#### Task prompt
What you return should match the listing exactly, minus its images.

-- Data shown follows --

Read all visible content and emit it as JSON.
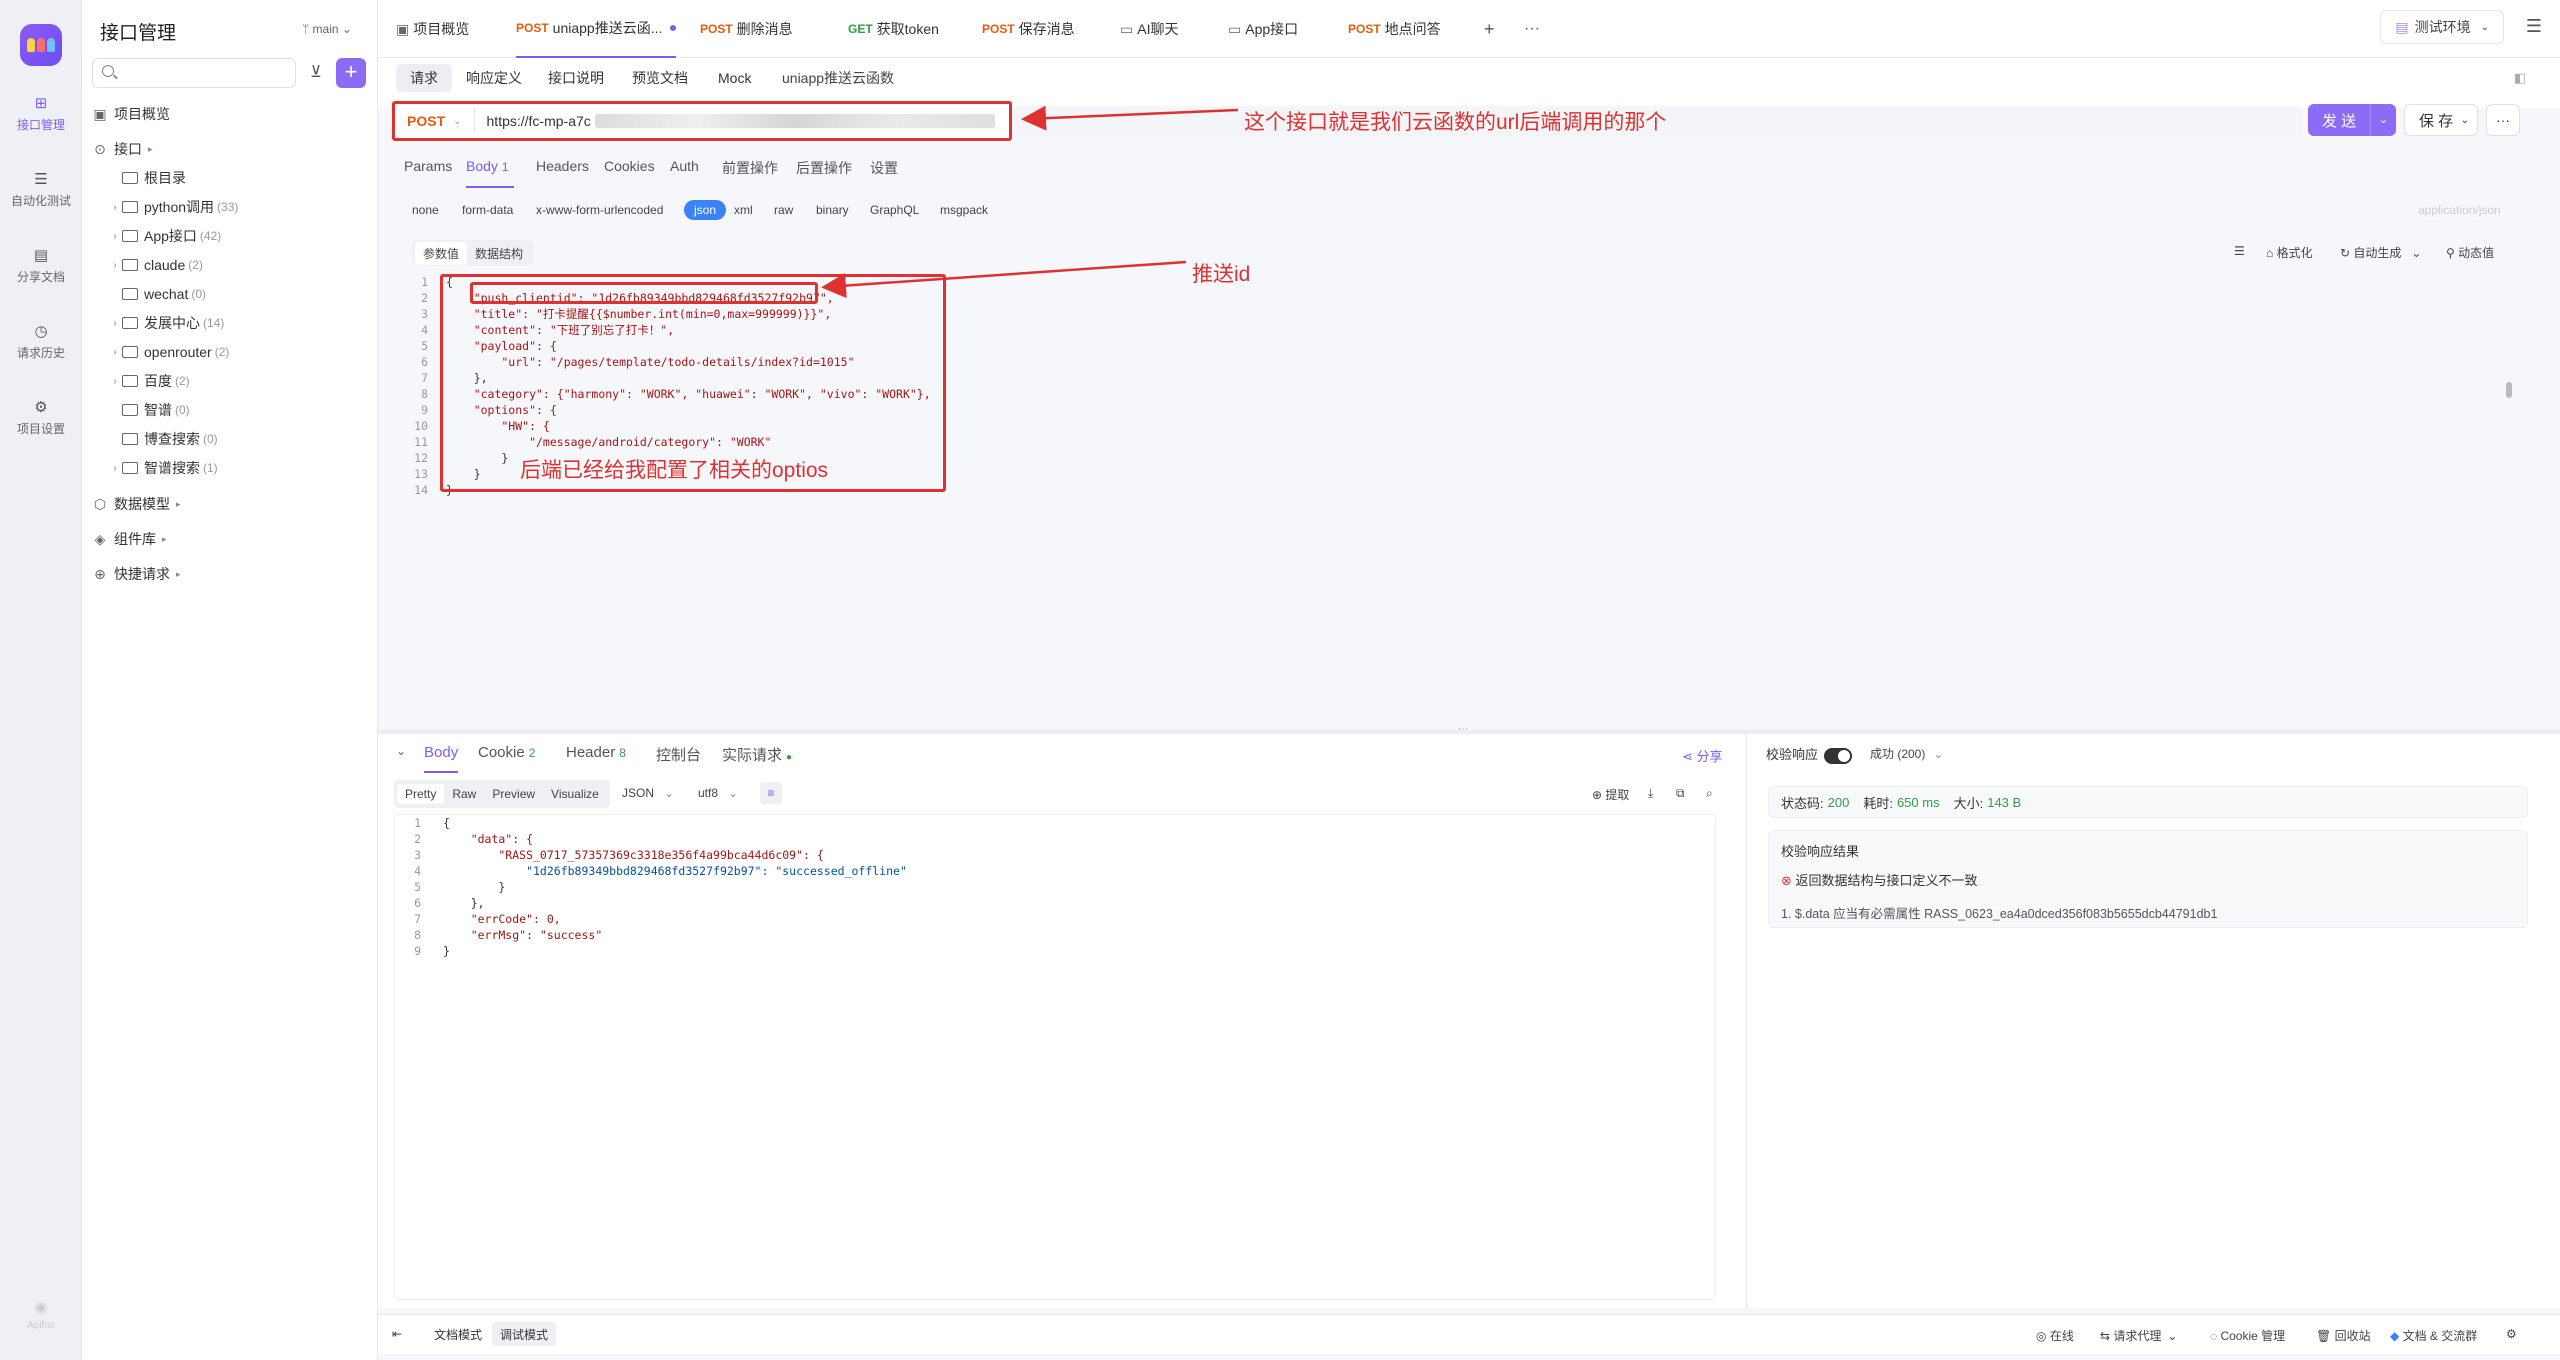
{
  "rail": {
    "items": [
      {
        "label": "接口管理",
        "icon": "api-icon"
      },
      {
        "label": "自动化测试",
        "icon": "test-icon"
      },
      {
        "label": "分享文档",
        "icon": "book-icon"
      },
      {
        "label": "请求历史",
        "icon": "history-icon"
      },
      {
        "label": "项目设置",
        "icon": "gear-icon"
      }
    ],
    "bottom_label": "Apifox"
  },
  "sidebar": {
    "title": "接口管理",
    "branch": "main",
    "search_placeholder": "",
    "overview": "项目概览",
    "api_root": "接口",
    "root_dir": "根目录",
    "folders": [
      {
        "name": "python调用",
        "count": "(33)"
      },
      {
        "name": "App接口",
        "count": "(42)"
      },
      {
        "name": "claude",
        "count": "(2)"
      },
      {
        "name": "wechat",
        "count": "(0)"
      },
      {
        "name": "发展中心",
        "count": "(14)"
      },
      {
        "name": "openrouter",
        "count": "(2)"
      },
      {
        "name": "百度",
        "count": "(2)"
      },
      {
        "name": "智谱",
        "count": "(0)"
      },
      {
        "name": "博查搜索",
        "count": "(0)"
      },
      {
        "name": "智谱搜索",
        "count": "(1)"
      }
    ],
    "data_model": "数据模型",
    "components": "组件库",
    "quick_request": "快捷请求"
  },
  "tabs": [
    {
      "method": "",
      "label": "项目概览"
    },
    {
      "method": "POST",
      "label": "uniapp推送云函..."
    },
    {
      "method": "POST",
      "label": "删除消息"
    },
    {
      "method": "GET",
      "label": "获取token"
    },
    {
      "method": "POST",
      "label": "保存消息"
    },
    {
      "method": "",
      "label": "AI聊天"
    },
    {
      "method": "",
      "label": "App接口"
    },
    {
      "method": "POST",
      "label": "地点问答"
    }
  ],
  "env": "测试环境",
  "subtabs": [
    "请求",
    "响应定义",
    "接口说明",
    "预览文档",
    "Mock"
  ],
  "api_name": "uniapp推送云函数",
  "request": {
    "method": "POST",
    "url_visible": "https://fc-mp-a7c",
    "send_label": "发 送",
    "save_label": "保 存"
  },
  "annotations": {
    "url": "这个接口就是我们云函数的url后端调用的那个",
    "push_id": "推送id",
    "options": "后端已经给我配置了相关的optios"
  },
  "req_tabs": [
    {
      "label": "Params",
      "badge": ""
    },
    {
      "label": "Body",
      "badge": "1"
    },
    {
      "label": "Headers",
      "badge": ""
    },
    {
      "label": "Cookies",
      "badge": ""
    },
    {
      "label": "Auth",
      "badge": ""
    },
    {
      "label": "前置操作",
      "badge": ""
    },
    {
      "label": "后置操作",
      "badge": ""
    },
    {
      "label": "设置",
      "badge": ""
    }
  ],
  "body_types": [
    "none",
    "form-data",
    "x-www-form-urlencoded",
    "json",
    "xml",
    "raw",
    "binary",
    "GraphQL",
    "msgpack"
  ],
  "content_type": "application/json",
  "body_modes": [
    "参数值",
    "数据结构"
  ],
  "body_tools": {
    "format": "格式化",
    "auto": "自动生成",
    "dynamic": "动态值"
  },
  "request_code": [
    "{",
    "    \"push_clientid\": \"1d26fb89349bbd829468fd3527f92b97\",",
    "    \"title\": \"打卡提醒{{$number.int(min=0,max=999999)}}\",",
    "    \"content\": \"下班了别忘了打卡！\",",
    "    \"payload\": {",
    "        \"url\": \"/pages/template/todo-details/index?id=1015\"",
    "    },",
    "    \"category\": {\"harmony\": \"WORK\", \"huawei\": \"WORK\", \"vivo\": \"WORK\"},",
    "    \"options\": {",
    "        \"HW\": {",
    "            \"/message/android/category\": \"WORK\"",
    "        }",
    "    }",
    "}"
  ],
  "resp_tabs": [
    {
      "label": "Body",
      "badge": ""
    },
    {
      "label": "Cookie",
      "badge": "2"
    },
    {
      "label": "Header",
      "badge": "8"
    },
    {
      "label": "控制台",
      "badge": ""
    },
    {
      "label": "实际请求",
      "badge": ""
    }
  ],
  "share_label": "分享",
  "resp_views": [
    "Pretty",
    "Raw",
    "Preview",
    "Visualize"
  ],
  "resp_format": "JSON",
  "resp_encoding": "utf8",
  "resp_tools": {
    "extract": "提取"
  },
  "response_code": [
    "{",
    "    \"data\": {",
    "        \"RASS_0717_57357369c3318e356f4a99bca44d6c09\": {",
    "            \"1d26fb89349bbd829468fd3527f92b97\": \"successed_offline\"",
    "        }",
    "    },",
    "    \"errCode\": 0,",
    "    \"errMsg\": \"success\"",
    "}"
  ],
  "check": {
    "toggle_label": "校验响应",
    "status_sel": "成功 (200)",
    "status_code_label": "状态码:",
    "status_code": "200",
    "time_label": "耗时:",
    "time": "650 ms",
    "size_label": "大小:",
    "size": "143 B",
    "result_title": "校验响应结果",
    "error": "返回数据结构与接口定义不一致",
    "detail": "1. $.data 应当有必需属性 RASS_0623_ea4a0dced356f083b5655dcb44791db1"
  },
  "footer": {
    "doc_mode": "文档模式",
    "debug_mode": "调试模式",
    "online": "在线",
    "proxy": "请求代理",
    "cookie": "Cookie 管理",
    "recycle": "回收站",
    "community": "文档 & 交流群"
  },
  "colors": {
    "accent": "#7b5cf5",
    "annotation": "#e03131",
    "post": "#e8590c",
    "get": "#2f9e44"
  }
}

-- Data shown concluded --

#### Exercise response
Read all visible content and emit it as JSON.
{
  "rail": {
    "items": [
      {
        "label": "接口管理",
        "icon": "api-icon"
      },
      {
        "label": "自动化测试",
        "icon": "test-icon"
      },
      {
        "label": "分享文档",
        "icon": "book-icon"
      },
      {
        "label": "请求历史",
        "icon": "history-icon"
      },
      {
        "label": "项目设置",
        "icon": "gear-icon"
      }
    ],
    "bottom_label": "Apifox"
  },
  "sidebar": {
    "title": "接口管理",
    "branch": "main",
    "search_placeholder": "",
    "overview": "项目概览",
    "api_root": "接口",
    "root_dir": "根目录",
    "folders": [
      {
        "name": "python调用",
        "count": "(33)"
      },
      {
        "name": "App接口",
        "count": "(42)"
      },
      {
        "name": "claude",
        "count": "(2)"
      },
      {
        "name": "wechat",
        "count": "(0)"
      },
      {
        "name": "发展中心",
        "count": "(14)"
      },
      {
        "name": "openrouter",
        "count": "(2)"
      },
      {
        "name": "百度",
        "count": "(2)"
      },
      {
        "name": "智谱",
        "count": "(0)"
      },
      {
        "name": "博查搜索",
        "count": "(0)"
      },
      {
        "name": "智谱搜索",
        "count": "(1)"
      }
    ],
    "data_model": "数据模型",
    "components": "组件库",
    "quick_request": "快捷请求"
  },
  "tabs": [
    {
      "method": "",
      "label": "项目概览"
    },
    {
      "method": "POST",
      "label": "uniapp推送云函..."
    },
    {
      "method": "POST",
      "label": "删除消息"
    },
    {
      "method": "GET",
      "label": "获取token"
    },
    {
      "method": "POST",
      "label": "保存消息"
    },
    {
      "method": "",
      "label": "AI聊天"
    },
    {
      "method": "",
      "label": "App接口"
    },
    {
      "method": "POST",
      "label": "地点问答"
    }
  ],
  "env": "测试环境",
  "subtabs": [
    "请求",
    "响应定义",
    "接口说明",
    "预览文档",
    "Mock"
  ],
  "api_name": "uniapp推送云函数",
  "request": {
    "method": "POST",
    "url_visible": "https://fc-mp-a7c",
    "send_label": "发 送",
    "save_label": "保 存"
  },
  "annotations": {
    "url": "这个接口就是我们云函数的url后端调用的那个",
    "push_id": "推送id",
    "options": "后端已经给我配置了相关的optios"
  },
  "req_tabs": [
    {
      "label": "Params",
      "badge": ""
    },
    {
      "label": "Body",
      "badge": "1"
    },
    {
      "label": "Headers",
      "badge": ""
    },
    {
      "label": "Cookies",
      "badge": ""
    },
    {
      "label": "Auth",
      "badge": ""
    },
    {
      "label": "前置操作",
      "badge": ""
    },
    {
      "label": "后置操作",
      "badge": ""
    },
    {
      "label": "设置",
      "badge": ""
    }
  ],
  "body_types": [
    "none",
    "form-data",
    "x-www-form-urlencoded",
    "json",
    "xml",
    "raw",
    "binary",
    "GraphQL",
    "msgpack"
  ],
  "content_type": "application/json",
  "body_modes": [
    "参数值",
    "数据结构"
  ],
  "body_tools": {
    "format": "格式化",
    "auto": "自动生成",
    "dynamic": "动态值"
  },
  "request_code": [
    "{",
    "    \"push_clientid\": \"1d26fb89349bbd829468fd3527f92b97\",",
    "    \"title\": \"打卡提醒{{$number.int(min=0,max=999999)}}\",",
    "    \"content\": \"下班了别忘了打卡！\",",
    "    \"payload\": {",
    "        \"url\": \"/pages/template/todo-details/index?id=1015\"",
    "    },",
    "    \"category\": {\"harmony\": \"WORK\", \"huawei\": \"WORK\", \"vivo\": \"WORK\"},",
    "    \"options\": {",
    "        \"HW\": {",
    "            \"/message/android/category\": \"WORK\"",
    "        }",
    "    }",
    "}"
  ],
  "resp_tabs": [
    {
      "label": "Body",
      "badge": ""
    },
    {
      "label": "Cookie",
      "badge": "2"
    },
    {
      "label": "Header",
      "badge": "8"
    },
    {
      "label": "控制台",
      "badge": ""
    },
    {
      "label": "实际请求",
      "badge": ""
    }
  ],
  "share_label": "分享",
  "resp_views": [
    "Pretty",
    "Raw",
    "Preview",
    "Visualize"
  ],
  "resp_format": "JSON",
  "resp_encoding": "utf8",
  "resp_tools": {
    "extract": "提取"
  },
  "response_code": [
    "{",
    "    \"data\": {",
    "        \"RASS_0717_57357369c3318e356f4a99bca44d6c09\": {",
    "            \"1d26fb89349bbd829468fd3527f92b97\": \"successed_offline\"",
    "        }",
    "    },",
    "    \"errCode\": 0,",
    "    \"errMsg\": \"success\"",
    "}"
  ],
  "check": {
    "toggle_label": "校验响应",
    "status_sel": "成功 (200)",
    "status_code_label": "状态码:",
    "status_code": "200",
    "time_label": "耗时:",
    "time": "650 ms",
    "size_label": "大小:",
    "size": "143 B",
    "result_title": "校验响应结果",
    "error": "返回数据结构与接口定义不一致",
    "detail": "1. $.data 应当有必需属性 RASS_0623_ea4a0dced356f083b5655dcb44791db1"
  },
  "footer": {
    "doc_mode": "文档模式",
    "debug_mode": "调试模式",
    "online": "在线",
    "proxy": "请求代理",
    "cookie": "Cookie 管理",
    "recycle": "回收站",
    "community": "文档 & 交流群"
  },
  "colors": {
    "accent": "#7b5cf5",
    "annotation": "#e03131",
    "post": "#e8590c",
    "get": "#2f9e44"
  }
}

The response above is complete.